_Directions_
Every single entry needs to appear again exactly as given.

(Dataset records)
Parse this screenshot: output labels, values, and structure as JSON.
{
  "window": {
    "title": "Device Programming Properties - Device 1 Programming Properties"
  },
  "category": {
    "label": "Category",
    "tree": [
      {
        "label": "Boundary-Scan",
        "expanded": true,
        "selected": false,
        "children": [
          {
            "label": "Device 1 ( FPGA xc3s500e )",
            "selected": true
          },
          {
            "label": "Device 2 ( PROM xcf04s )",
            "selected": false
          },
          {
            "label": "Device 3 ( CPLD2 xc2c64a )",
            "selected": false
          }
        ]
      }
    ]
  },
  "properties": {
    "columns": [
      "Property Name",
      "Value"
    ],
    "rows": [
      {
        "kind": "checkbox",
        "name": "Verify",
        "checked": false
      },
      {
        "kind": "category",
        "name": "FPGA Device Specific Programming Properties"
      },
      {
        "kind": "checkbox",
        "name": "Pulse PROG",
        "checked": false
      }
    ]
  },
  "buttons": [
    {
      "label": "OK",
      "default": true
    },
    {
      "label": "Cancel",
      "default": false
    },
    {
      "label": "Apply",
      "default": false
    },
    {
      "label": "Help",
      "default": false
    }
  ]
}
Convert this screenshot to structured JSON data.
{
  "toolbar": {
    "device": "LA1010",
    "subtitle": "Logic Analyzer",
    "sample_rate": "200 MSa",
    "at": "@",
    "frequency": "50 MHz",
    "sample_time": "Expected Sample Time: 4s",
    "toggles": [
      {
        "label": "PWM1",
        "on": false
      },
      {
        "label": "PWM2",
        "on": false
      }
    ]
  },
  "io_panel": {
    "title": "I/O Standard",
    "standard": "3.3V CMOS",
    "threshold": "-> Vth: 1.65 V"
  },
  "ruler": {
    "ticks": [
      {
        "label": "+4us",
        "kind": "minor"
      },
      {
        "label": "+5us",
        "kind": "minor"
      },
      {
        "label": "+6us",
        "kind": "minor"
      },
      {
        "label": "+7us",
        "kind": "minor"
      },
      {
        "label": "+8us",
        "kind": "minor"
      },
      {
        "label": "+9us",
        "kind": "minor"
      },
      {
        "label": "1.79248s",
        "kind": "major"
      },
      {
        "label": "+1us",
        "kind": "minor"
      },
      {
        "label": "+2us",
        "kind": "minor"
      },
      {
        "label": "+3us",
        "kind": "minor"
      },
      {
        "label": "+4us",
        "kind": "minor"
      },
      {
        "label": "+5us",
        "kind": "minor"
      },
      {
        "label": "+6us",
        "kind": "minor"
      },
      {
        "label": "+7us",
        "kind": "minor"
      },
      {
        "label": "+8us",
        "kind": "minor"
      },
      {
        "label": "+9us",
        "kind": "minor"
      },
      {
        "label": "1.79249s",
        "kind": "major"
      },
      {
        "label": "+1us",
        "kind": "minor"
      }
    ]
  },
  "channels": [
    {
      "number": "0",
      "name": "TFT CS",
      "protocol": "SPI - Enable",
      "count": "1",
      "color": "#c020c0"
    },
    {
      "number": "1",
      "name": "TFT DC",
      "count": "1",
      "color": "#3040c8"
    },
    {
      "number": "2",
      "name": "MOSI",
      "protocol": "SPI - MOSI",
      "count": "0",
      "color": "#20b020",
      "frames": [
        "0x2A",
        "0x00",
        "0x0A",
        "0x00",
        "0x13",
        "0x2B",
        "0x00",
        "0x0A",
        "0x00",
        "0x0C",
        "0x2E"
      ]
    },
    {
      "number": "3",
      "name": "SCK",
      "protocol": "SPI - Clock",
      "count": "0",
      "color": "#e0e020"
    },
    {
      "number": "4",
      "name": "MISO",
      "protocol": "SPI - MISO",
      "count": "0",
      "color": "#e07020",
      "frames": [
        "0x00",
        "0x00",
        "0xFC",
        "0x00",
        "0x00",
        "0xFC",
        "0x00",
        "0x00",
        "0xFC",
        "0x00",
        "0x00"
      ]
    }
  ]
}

_Response_
Parse this screenshot: output labels, values, and structure as JSON.
{
  "window": {
    "title": "Device Programming Properties - Device 1 Programming Properties"
  },
  "category": {
    "label": "Category",
    "tree": [
      {
        "label": "Boundary-Scan",
        "expanded": true,
        "selected": false,
        "children": [
          {
            "label": "Device 1 ( FPGA xc3s500e )",
            "selected": true
          },
          {
            "label": "Device 2 ( PROM xcf04s )",
            "selected": false
          },
          {
            "label": "Device 3 ( CPLD2 xc2c64a )",
            "selected": false
          }
        ]
      }
    ]
  },
  "properties": {
    "columns": [
      "Property Name",
      "Value"
    ],
    "rows": [
      {
        "kind": "checkbox",
        "name": "Verify",
        "checked": false
      },
      {
        "kind": "category",
        "name": "FPGA Device Specific Programming Properties"
      },
      {
        "kind": "checkbox",
        "name": "Pulse PROG",
        "checked": false
      }
    ]
  },
  "buttons": [
    {
      "label": "OK",
      "default": true
    },
    {
      "label": "Cancel",
      "default": false
    },
    {
      "label": "Apply",
      "default": false
    },
    {
      "label": "Help",
      "default": false
    }
  ]
}
Convert this screenshot to structured JSON data.
{
  "toolbar": {
    "device": "LA1010",
    "subtitle": "Logic Analyzer",
    "sample_rate": "200 MSa",
    "at": "@",
    "frequency": "50 MHz",
    "sample_time": "Expected Sample Time: 4s",
    "toggles": [
      {
        "label": "PWM1",
        "on": false
      },
      {
        "label": "PWM2",
        "on": false
      }
    ]
  },
  "io_panel": {
    "title": "I/O Standard",
    "standard": "3.3V CMOS",
    "threshold": "-> Vth: 1.65 V"
  },
  "ruler": {
    "ticks": [
      {
        "label": "+4us",
        "kind": "minor"
      },
      {
        "label": "+5us",
        "kind": "minor"
      },
      {
        "label": "+6us",
        "kind": "minor"
      },
      {
        "label": "+7us",
        "kind": "minor"
      },
      {
        "label": "+8us",
        "kind": "minor"
      },
      {
        "label": "+9us",
        "kind": "minor"
      },
      {
        "label": "1.79248s",
        "kind": "major"
      },
      {
        "label": "+1us",
        "kind": "minor"
      },
      {
        "label": "+2us",
        "kind": "minor"
      },
      {
        "label": "+3us",
        "kind": "minor"
      },
      {
        "label": "+4us",
        "kind": "minor"
      },
      {
        "label": "+5us",
        "kind": "minor"
      },
      {
        "label": "+6us",
        "kind": "minor"
      },
      {
        "label": "+7us",
        "kind": "minor"
      },
      {
        "label": "+8us",
        "kind": "minor"
      },
      {
        "label": "+9us",
        "kind": "minor"
      },
      {
        "label": "1.79249s",
        "kind": "major"
      },
      {
        "label": "+1us",
        "kind": "minor"
      }
    ]
  },
  "channels": [
    {
      "number": "0",
      "name": "TFT CS",
      "protocol": "SPI - Enable",
      "count": "1",
      "color": "#c020c0"
    },
    {
      "number": "1",
      "name": "TFT DC",
      "count": "1",
      "color": "#3040c8"
    },
    {
      "number": "2",
      "name": "MOSI",
      "protocol": "SPI - MOSI",
      "count": "0",
      "color": "#20b020",
      "frames": [
        "0x2A",
        "0x00",
        "0x0A",
        "0x00",
        "0x13",
        "0x2B",
        "0x00",
        "0x0A",
        "0x00",
        "0x0C",
        "0x2E"
      ]
    },
    {
      "number": "3",
      "name": "SCK",
      "protocol": "SPI - Clock",
      "count": "0",
      "color": "#e0e020"
    },
    {
      "number": "4",
      "name": "MISO",
      "protocol": "SPI - MISO",
      "count": "0",
      "color": "#e07020",
      "frames": [
        "0x00",
        "0x00",
        "0xFC",
        "0x00",
        "0x00",
        "0xFC",
        "0x00",
        "0x00",
        "0xFC",
        "0x00",
        "0x00"
      ]
    }
  ]
}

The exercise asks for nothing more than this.